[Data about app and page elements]
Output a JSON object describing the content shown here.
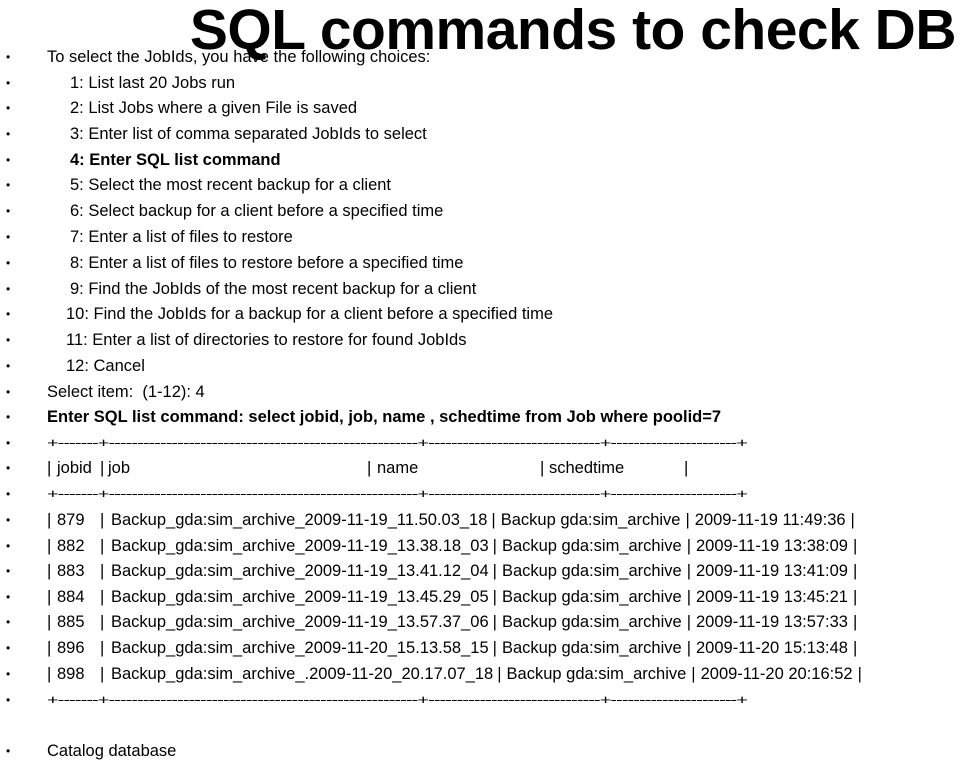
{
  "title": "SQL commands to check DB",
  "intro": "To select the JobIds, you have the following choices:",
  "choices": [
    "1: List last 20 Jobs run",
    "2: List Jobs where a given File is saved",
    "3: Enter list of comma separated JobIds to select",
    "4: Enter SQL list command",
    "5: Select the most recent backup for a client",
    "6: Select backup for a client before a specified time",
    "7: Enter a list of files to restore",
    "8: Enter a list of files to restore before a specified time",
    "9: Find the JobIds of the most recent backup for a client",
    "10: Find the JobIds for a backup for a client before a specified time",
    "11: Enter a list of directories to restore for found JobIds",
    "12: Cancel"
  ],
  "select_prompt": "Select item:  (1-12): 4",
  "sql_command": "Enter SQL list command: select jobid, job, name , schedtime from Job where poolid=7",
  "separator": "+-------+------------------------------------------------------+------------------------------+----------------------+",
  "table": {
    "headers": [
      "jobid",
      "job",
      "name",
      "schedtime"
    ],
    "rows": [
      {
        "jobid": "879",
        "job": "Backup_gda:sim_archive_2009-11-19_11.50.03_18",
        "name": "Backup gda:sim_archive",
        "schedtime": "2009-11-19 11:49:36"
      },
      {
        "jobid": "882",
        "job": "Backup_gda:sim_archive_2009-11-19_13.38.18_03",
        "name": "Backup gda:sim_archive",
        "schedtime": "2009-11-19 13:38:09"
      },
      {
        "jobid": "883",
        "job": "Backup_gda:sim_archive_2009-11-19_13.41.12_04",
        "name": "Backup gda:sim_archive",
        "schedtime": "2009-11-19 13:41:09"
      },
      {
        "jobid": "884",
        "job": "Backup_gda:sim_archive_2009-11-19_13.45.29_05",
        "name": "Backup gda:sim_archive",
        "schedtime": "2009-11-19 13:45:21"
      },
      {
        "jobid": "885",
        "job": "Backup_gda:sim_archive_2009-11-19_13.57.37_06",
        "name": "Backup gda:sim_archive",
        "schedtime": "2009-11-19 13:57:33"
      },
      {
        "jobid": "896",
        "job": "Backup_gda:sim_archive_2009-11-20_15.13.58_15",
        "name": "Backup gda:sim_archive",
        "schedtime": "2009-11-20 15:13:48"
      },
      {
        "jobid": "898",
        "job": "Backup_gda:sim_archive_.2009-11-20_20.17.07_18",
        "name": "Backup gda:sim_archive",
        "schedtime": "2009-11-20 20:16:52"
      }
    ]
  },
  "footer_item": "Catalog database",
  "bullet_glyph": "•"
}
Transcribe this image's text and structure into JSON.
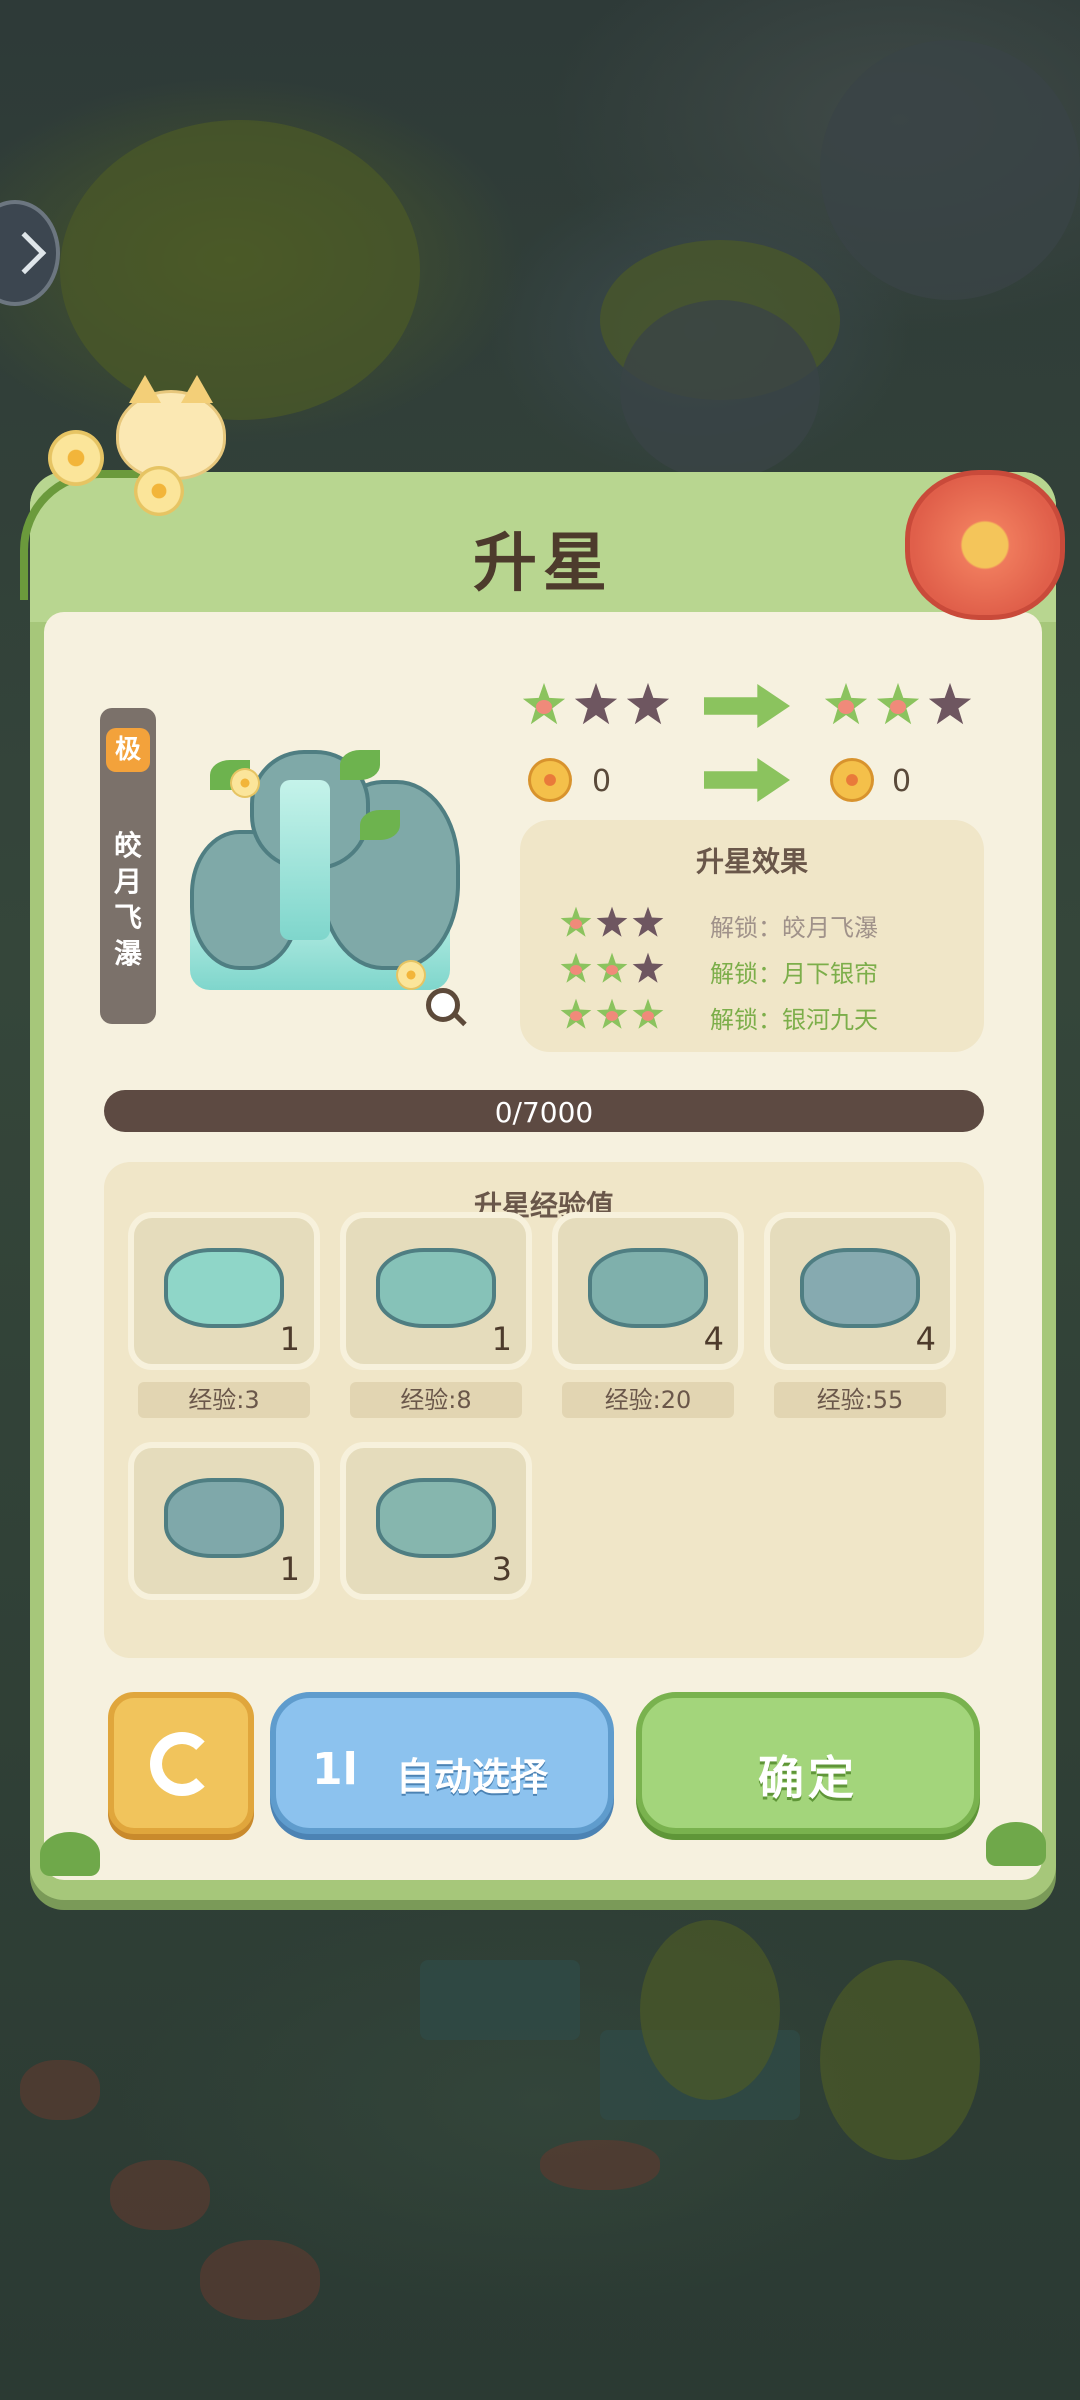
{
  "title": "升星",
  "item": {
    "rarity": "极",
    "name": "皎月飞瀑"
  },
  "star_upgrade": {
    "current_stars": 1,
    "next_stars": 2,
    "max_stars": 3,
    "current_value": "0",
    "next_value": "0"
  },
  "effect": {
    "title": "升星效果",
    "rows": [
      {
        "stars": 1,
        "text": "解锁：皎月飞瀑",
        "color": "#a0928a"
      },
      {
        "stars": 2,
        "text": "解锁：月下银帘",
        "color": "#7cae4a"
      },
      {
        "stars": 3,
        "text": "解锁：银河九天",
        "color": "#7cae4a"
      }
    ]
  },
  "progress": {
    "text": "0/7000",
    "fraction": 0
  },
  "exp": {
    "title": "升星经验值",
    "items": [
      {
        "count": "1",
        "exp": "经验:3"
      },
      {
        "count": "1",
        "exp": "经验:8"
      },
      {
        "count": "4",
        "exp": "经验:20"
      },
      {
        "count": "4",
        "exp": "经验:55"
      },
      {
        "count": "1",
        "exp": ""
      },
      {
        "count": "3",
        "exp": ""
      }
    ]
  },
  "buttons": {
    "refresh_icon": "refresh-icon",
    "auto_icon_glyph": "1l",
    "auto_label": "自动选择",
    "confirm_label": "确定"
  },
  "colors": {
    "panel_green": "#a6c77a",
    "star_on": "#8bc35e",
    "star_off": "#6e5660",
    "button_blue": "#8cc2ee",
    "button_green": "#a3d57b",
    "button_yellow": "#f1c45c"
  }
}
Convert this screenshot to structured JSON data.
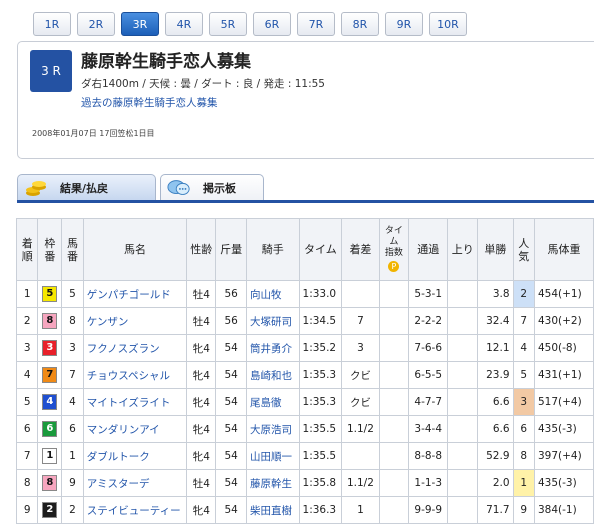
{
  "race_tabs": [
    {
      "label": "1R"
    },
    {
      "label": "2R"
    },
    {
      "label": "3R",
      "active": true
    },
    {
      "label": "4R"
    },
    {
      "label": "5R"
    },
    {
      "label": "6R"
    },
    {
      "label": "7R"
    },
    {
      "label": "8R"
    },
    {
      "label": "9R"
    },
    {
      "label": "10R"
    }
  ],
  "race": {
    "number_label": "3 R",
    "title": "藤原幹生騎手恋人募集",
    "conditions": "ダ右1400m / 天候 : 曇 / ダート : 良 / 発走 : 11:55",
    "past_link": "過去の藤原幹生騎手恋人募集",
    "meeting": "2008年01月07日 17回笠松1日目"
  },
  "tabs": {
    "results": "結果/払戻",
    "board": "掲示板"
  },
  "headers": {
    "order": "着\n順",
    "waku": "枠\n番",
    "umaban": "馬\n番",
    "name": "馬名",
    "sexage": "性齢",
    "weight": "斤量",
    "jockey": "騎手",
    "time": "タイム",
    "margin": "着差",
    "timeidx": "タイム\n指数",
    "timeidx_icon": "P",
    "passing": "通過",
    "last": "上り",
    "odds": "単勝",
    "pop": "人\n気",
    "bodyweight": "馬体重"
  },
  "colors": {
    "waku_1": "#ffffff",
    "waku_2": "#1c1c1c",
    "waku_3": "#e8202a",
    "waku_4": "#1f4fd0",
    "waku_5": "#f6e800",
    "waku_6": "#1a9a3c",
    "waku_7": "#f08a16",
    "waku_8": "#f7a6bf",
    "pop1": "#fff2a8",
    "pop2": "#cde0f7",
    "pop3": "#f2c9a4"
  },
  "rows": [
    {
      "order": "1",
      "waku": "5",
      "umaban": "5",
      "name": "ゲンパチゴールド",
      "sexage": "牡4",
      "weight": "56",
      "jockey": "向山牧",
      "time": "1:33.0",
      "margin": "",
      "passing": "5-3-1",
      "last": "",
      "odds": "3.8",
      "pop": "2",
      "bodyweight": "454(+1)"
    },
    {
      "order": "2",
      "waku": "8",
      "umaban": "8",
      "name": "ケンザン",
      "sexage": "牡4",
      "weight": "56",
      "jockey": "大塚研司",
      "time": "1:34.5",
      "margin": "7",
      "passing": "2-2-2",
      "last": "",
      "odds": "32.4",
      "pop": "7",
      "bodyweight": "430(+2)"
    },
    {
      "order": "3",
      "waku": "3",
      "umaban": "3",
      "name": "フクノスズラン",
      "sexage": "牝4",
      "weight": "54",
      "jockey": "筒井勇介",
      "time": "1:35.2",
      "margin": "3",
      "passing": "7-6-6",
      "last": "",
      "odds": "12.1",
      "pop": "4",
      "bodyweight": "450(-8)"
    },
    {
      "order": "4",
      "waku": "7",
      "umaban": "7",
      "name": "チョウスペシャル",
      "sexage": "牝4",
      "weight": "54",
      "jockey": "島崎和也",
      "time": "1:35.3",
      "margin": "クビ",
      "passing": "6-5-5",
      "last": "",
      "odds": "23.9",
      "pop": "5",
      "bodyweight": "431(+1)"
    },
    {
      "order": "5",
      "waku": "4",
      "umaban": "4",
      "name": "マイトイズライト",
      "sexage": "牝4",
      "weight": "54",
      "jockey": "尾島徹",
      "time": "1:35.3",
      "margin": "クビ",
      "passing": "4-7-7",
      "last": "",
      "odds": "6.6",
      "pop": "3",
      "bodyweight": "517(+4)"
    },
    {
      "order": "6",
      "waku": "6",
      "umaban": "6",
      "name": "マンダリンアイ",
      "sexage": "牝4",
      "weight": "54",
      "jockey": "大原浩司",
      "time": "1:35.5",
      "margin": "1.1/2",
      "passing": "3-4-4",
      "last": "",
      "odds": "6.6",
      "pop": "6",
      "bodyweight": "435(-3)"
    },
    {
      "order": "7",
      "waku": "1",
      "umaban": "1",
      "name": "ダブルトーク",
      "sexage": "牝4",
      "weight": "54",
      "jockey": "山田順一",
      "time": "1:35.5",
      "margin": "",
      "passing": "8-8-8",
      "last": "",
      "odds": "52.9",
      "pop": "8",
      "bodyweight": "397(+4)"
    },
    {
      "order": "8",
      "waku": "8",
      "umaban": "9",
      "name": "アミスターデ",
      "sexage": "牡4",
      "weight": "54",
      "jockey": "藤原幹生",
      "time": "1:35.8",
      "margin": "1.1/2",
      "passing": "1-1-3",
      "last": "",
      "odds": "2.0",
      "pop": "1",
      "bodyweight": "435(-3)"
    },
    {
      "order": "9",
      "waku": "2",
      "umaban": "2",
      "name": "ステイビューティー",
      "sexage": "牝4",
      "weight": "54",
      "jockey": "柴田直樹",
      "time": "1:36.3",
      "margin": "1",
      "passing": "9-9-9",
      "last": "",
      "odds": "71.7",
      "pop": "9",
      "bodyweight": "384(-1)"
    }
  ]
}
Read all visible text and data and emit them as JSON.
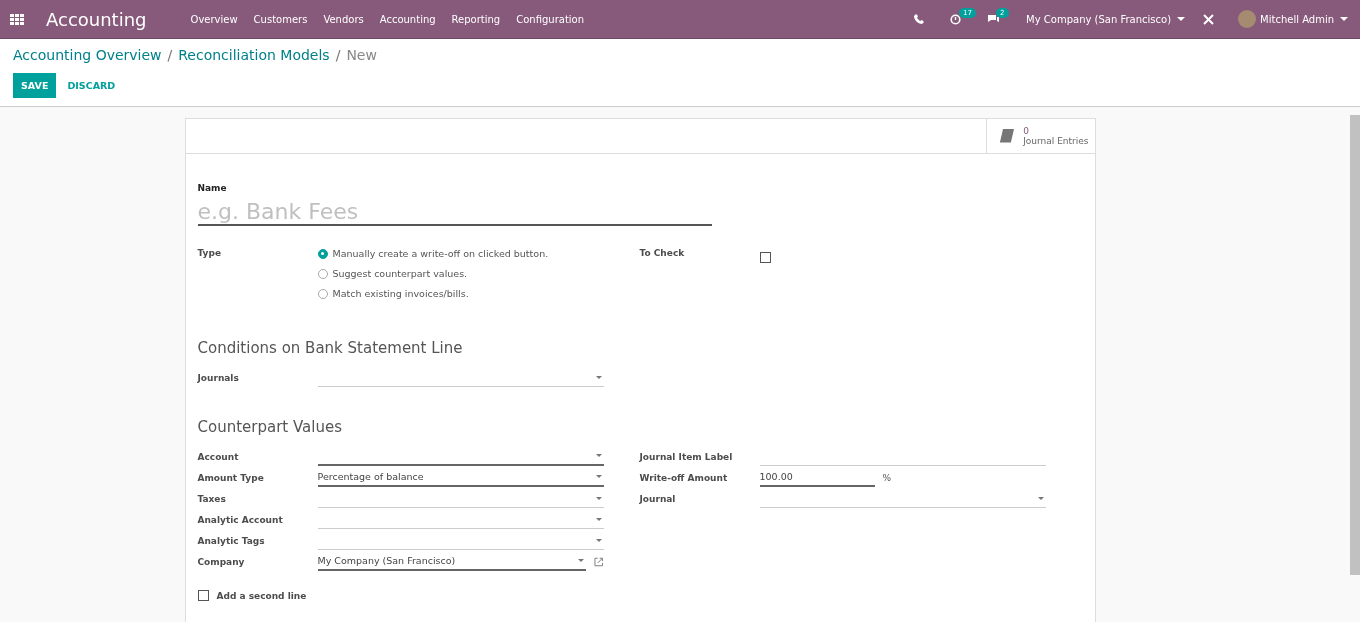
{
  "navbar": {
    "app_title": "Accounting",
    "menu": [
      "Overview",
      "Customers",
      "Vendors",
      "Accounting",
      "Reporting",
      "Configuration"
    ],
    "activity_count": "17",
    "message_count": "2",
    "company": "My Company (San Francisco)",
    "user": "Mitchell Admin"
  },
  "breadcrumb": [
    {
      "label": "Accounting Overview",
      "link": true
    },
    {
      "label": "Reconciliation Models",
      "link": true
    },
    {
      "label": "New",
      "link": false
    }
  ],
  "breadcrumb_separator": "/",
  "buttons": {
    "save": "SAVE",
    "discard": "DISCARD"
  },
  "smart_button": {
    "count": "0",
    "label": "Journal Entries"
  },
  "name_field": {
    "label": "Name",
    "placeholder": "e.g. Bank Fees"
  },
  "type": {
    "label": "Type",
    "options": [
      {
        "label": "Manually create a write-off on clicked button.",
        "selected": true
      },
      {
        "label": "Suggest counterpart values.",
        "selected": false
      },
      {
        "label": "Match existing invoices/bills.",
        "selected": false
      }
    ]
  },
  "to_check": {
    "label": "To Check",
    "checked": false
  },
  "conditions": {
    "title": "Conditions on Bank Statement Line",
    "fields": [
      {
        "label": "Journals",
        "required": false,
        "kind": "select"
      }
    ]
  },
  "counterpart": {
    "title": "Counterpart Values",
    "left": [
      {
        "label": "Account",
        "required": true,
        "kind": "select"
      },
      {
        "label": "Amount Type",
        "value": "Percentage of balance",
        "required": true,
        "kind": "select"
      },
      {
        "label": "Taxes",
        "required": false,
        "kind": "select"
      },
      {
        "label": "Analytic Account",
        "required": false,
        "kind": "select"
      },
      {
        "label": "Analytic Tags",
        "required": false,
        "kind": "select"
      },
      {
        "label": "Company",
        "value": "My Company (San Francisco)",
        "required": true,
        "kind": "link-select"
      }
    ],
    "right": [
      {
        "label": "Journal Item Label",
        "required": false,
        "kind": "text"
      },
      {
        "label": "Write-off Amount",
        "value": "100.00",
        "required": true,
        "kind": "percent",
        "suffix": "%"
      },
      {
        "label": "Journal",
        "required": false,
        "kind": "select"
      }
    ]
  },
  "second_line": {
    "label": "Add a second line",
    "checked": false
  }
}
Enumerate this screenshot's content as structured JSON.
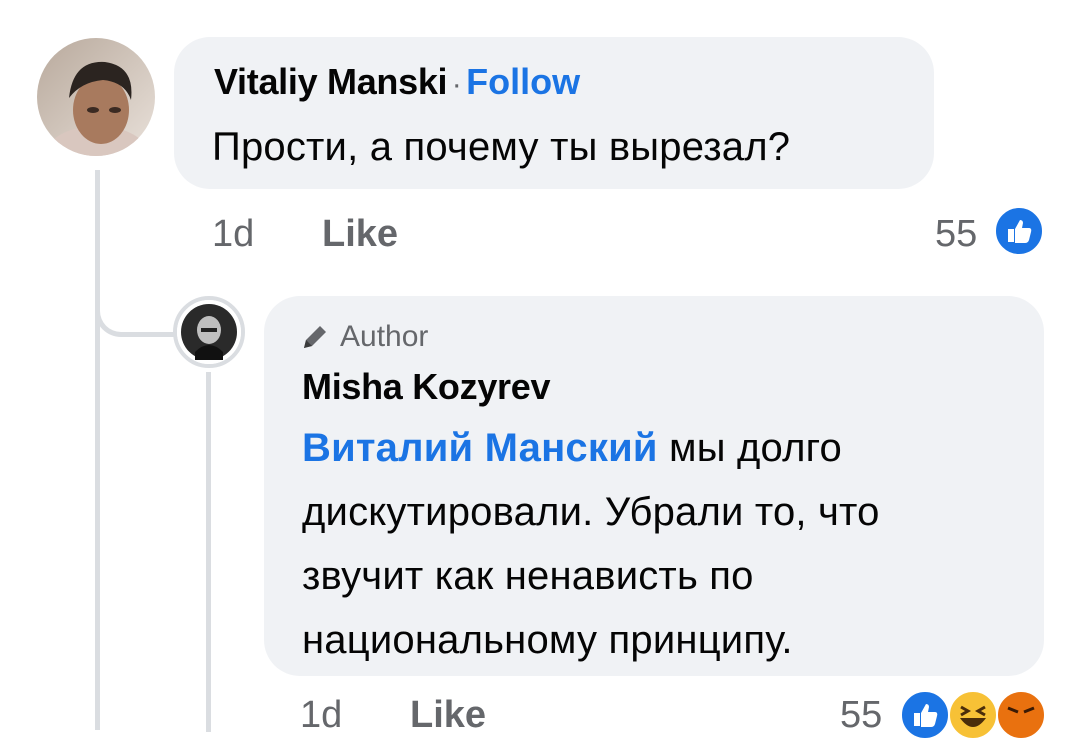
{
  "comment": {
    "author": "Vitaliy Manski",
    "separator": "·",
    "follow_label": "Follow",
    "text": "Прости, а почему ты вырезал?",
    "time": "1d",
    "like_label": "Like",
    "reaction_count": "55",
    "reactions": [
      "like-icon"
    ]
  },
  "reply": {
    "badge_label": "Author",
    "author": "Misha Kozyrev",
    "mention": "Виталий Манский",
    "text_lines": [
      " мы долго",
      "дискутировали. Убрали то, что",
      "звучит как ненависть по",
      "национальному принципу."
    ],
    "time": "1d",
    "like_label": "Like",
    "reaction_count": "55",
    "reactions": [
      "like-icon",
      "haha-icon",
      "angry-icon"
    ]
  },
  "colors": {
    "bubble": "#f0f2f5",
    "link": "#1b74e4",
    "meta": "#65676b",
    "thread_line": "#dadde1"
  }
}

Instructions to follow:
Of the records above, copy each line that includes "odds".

Exercise output:
    "odds": "単勝",
      "odds": "3.8",
      "odds": "32.4",
      "odds": "12.1",
      "odds": "23.9",
      "odds": "6.6",
      "odds": "6.6",
      "odds": "52.9",
      "odds": "2.0",
      "odds": "71.7",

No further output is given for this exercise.